--- Provided entries ---
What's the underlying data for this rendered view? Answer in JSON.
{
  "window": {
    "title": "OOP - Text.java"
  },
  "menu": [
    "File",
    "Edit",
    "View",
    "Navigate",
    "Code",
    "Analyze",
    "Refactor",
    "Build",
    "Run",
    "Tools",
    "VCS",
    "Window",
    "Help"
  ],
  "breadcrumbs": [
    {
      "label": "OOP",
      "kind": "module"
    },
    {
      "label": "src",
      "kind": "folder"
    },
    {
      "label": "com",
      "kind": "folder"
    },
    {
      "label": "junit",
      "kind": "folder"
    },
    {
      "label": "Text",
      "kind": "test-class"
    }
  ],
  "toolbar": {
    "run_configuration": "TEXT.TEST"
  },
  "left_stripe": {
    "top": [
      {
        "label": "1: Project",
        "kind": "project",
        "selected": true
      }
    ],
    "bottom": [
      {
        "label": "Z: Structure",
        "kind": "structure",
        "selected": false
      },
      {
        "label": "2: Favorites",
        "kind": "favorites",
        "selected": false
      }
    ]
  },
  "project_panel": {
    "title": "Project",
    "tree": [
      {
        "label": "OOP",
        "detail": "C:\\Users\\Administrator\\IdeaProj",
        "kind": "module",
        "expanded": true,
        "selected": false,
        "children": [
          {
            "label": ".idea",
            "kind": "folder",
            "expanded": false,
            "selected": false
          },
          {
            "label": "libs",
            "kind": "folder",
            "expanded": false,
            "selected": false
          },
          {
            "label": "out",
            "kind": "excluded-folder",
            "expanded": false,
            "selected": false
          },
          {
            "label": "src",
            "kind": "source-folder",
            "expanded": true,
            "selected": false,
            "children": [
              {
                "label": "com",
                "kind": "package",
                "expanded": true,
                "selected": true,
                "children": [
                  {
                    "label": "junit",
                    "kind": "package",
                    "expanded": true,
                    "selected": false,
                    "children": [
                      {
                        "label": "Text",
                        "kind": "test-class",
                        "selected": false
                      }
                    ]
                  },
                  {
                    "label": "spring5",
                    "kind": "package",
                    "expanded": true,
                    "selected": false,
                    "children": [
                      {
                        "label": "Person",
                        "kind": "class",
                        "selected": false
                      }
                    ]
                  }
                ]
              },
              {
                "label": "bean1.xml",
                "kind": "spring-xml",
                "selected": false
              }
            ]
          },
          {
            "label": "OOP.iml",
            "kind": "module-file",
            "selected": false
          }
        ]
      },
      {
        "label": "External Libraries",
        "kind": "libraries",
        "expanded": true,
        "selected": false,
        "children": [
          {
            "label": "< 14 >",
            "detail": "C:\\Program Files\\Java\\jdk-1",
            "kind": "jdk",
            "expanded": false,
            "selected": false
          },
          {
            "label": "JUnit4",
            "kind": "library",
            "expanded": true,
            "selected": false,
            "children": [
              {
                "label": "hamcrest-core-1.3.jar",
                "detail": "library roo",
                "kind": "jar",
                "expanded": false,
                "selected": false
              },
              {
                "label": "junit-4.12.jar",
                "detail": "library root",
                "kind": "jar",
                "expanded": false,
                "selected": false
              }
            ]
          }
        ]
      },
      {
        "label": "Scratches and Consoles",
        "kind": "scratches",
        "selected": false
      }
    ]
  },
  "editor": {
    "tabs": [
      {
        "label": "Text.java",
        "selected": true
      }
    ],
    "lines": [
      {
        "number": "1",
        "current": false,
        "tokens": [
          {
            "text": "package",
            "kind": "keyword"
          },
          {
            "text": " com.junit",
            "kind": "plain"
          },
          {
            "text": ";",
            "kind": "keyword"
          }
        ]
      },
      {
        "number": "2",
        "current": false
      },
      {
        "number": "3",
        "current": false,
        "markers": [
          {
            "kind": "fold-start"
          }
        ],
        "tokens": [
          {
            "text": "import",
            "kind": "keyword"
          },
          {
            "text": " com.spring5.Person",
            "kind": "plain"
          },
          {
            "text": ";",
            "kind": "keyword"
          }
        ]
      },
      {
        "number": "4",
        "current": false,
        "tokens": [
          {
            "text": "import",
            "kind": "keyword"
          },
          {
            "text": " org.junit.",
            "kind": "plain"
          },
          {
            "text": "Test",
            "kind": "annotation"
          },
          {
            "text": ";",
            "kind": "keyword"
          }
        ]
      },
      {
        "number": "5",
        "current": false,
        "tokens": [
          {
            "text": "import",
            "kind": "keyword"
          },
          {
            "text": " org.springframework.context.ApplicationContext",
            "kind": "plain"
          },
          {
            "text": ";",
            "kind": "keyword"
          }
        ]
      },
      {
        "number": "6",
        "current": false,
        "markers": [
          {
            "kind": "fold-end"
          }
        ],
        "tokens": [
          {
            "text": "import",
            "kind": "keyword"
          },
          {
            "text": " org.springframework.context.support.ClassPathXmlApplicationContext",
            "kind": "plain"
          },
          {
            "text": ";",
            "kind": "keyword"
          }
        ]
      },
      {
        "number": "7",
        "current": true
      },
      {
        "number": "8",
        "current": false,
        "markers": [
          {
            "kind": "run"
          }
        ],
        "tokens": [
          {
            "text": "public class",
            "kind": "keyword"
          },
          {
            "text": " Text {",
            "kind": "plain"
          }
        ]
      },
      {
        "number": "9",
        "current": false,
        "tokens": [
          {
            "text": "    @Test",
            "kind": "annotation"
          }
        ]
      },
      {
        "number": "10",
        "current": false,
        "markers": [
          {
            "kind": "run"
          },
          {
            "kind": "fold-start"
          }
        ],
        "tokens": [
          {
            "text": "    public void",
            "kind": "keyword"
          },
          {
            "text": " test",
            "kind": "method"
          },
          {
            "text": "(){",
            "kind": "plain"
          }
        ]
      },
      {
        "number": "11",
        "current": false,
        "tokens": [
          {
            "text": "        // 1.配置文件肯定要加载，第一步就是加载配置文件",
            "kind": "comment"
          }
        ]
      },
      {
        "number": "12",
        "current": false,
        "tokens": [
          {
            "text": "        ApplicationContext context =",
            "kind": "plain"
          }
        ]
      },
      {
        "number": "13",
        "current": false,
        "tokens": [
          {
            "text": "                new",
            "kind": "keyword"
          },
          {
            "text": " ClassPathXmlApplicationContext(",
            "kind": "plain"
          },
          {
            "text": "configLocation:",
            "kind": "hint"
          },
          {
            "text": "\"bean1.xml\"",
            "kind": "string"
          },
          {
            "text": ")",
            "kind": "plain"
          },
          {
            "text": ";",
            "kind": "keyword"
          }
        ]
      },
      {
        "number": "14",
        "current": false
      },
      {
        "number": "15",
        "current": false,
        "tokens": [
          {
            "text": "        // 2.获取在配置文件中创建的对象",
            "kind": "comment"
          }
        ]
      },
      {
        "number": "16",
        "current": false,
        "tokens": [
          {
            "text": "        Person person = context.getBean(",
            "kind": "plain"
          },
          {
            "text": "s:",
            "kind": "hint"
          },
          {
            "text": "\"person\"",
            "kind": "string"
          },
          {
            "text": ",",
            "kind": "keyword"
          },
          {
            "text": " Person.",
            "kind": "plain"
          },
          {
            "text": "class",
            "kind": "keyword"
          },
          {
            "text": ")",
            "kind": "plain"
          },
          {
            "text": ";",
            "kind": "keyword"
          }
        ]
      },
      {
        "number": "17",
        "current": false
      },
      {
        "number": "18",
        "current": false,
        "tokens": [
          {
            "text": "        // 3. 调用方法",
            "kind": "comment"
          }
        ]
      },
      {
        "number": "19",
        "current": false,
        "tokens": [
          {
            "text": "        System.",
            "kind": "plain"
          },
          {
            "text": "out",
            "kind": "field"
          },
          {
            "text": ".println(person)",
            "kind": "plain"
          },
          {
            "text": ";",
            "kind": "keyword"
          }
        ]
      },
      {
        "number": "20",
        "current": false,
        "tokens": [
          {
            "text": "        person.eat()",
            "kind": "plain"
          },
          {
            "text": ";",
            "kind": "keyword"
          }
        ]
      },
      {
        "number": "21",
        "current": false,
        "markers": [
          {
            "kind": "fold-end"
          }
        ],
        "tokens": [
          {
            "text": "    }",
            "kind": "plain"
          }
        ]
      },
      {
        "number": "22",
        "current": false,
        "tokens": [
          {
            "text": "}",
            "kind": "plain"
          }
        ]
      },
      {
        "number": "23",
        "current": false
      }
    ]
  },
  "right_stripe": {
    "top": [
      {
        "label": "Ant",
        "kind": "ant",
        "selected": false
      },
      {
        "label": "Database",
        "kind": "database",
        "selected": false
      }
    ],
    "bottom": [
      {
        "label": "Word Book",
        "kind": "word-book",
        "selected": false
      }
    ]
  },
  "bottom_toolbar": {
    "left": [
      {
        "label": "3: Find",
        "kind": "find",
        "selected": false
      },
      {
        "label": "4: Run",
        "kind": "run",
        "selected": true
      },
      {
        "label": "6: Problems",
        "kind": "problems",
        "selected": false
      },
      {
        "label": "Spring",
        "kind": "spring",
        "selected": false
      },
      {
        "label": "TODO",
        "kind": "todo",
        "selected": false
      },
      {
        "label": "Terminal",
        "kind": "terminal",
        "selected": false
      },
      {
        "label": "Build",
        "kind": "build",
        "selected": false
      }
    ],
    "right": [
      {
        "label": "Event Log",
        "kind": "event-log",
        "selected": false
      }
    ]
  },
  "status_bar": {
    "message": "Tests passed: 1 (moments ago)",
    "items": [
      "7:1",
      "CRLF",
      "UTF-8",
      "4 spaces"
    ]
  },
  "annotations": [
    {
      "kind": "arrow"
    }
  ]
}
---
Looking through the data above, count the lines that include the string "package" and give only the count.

4